(Data supplied begins)
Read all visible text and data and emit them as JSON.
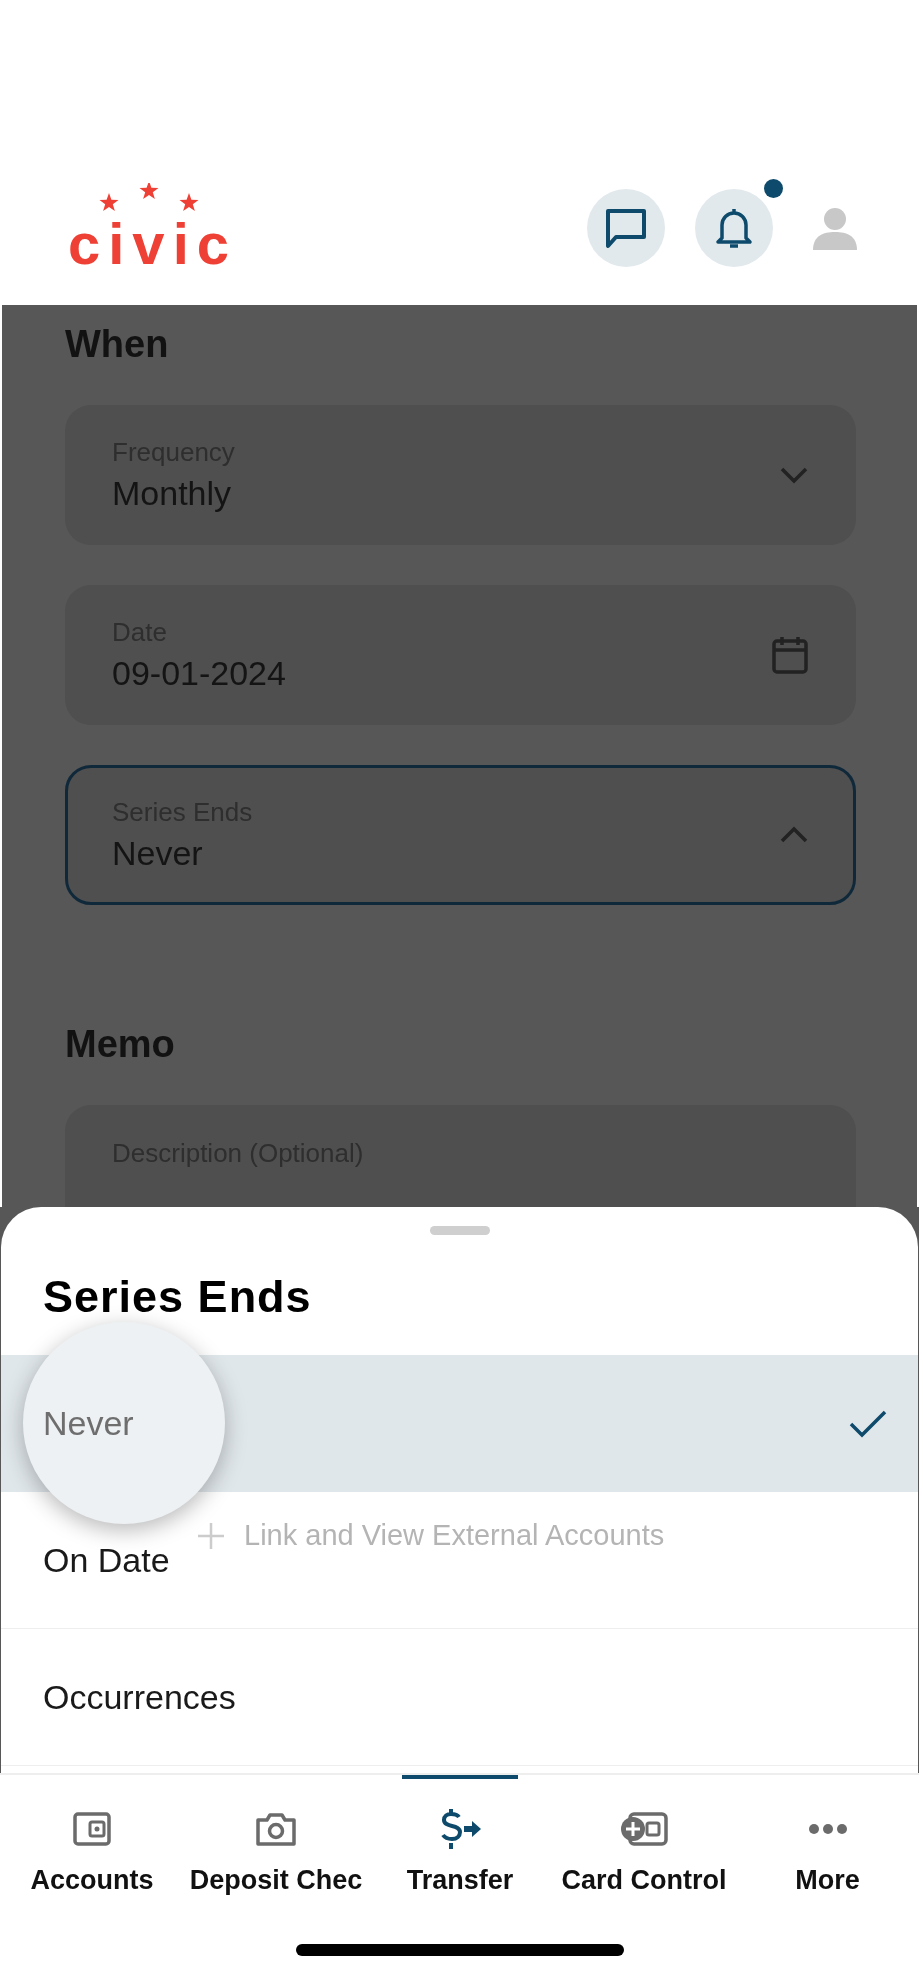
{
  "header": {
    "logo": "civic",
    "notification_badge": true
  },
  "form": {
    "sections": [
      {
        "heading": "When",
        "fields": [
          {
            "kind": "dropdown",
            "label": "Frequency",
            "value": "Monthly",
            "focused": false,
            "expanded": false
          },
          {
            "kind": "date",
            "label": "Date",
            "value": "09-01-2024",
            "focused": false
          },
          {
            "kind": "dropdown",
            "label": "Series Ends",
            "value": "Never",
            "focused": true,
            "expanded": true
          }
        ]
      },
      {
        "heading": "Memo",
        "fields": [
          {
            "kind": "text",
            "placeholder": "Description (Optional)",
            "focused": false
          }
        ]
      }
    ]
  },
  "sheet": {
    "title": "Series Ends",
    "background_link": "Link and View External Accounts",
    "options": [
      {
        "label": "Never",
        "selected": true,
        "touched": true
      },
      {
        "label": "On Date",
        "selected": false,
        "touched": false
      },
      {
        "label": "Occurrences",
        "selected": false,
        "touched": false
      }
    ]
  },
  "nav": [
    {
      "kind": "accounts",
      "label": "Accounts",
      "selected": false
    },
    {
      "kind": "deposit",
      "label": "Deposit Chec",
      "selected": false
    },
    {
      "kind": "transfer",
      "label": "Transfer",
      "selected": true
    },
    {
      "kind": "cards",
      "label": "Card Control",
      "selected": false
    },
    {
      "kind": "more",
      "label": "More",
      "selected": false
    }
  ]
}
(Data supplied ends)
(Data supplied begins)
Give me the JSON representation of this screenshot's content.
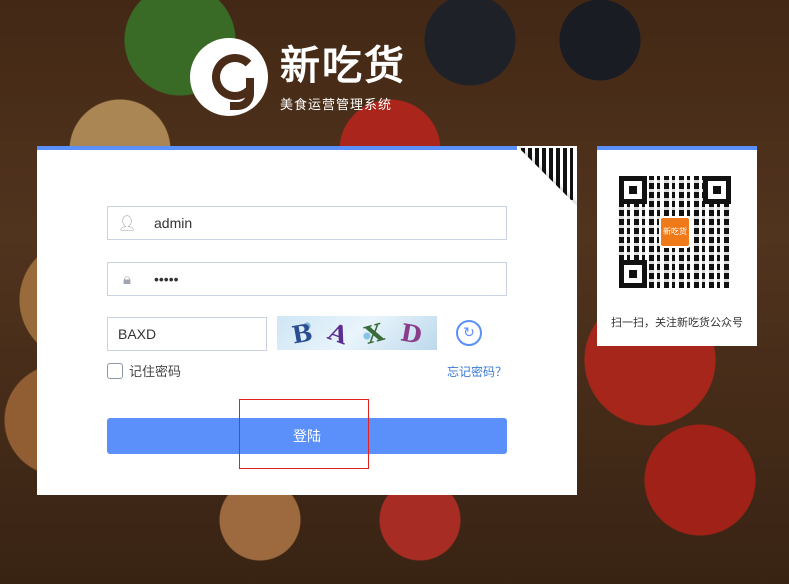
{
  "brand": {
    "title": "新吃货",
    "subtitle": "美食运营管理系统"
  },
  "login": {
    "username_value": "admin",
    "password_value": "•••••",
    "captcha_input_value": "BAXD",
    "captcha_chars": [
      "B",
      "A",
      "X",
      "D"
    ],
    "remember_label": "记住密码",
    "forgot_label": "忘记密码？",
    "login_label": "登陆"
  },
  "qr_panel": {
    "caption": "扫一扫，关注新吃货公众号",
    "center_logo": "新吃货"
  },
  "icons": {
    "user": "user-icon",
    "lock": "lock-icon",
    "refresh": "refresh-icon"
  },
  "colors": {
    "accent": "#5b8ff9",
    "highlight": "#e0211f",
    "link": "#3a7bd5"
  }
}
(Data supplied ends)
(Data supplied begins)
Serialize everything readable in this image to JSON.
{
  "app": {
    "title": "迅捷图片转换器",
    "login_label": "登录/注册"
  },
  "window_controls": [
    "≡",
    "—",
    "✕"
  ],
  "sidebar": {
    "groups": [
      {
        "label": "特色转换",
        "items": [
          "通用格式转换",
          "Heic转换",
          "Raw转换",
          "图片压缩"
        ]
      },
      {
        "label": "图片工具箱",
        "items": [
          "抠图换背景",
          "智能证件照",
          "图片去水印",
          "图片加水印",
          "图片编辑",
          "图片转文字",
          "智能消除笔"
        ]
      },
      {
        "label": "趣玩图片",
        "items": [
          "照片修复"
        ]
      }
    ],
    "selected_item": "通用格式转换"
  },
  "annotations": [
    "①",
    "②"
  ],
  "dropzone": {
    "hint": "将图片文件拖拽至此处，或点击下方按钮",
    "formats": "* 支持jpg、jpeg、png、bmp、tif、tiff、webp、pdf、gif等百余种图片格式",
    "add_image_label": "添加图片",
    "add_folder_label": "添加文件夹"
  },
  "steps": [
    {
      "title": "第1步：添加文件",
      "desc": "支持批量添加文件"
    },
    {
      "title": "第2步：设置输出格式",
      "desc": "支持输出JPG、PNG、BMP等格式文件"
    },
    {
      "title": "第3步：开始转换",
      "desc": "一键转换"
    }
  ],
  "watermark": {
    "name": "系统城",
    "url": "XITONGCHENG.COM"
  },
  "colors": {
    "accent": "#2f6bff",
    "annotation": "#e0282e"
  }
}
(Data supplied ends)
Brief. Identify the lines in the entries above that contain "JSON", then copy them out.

Reply.
Read all visible text and data and emit them as JSON.
Give me the JSON representation of this screenshot's content.
Serialize everything readable in this image to JSON.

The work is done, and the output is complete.